_Exercise objective_
Type the entries again, word for word.

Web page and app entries
☆ ☆ ☆ ☆ ☆

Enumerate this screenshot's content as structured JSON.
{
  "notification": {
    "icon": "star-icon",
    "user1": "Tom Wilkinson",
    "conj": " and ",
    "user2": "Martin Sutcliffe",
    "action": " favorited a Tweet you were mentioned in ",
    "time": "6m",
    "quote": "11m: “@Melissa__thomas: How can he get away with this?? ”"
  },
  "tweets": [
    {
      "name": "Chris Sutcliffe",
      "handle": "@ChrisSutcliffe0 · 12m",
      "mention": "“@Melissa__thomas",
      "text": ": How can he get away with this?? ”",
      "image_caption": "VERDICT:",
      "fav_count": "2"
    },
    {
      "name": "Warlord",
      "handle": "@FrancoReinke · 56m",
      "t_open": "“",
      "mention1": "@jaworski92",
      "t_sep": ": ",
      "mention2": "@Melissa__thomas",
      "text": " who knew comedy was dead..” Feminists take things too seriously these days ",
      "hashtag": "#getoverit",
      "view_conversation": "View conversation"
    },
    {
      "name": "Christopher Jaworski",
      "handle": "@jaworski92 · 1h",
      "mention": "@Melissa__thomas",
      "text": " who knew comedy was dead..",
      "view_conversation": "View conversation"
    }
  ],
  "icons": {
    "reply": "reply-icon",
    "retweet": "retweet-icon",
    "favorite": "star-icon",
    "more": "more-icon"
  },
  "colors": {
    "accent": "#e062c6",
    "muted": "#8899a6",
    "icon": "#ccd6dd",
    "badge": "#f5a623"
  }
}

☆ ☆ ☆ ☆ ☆

_Solved exercise_
Enumerate this screenshot's content as structured JSON.
{
  "notification": {
    "icon": "star-icon",
    "user1": "Tom Wilkinson",
    "conj": " and ",
    "user2": "Martin Sutcliffe",
    "action": " favorited a Tweet you were mentioned in ",
    "time": "6m",
    "quote": "11m: “@Melissa__thomas: How can he get away with this?? ”"
  },
  "tweets": [
    {
      "name": "Chris Sutcliffe",
      "handle": "@ChrisSutcliffe0 · 12m",
      "mention": "“@Melissa__thomas",
      "text": ": How can he get away with this?? ”",
      "image_caption": "VERDICT:",
      "fav_count": "2"
    },
    {
      "name": "Warlord",
      "handle": "@FrancoReinke · 56m",
      "t_open": "“",
      "mention1": "@jaworski92",
      "t_sep": ": ",
      "mention2": "@Melissa__thomas",
      "text": " who knew comedy was dead..” Feminists take things too seriously these days ",
      "hashtag": "#getoverit",
      "view_conversation": "View conversation"
    },
    {
      "name": "Christopher Jaworski",
      "handle": "@jaworski92 · 1h",
      "mention": "@Melissa__thomas",
      "text": " who knew comedy was dead..",
      "view_conversation": "View conversation"
    }
  ],
  "icons": {
    "reply": "reply-icon",
    "retweet": "retweet-icon",
    "favorite": "star-icon",
    "more": "more-icon"
  },
  "colors": {
    "accent": "#e062c6",
    "muted": "#8899a6",
    "icon": "#ccd6dd",
    "badge": "#f5a623"
  }
}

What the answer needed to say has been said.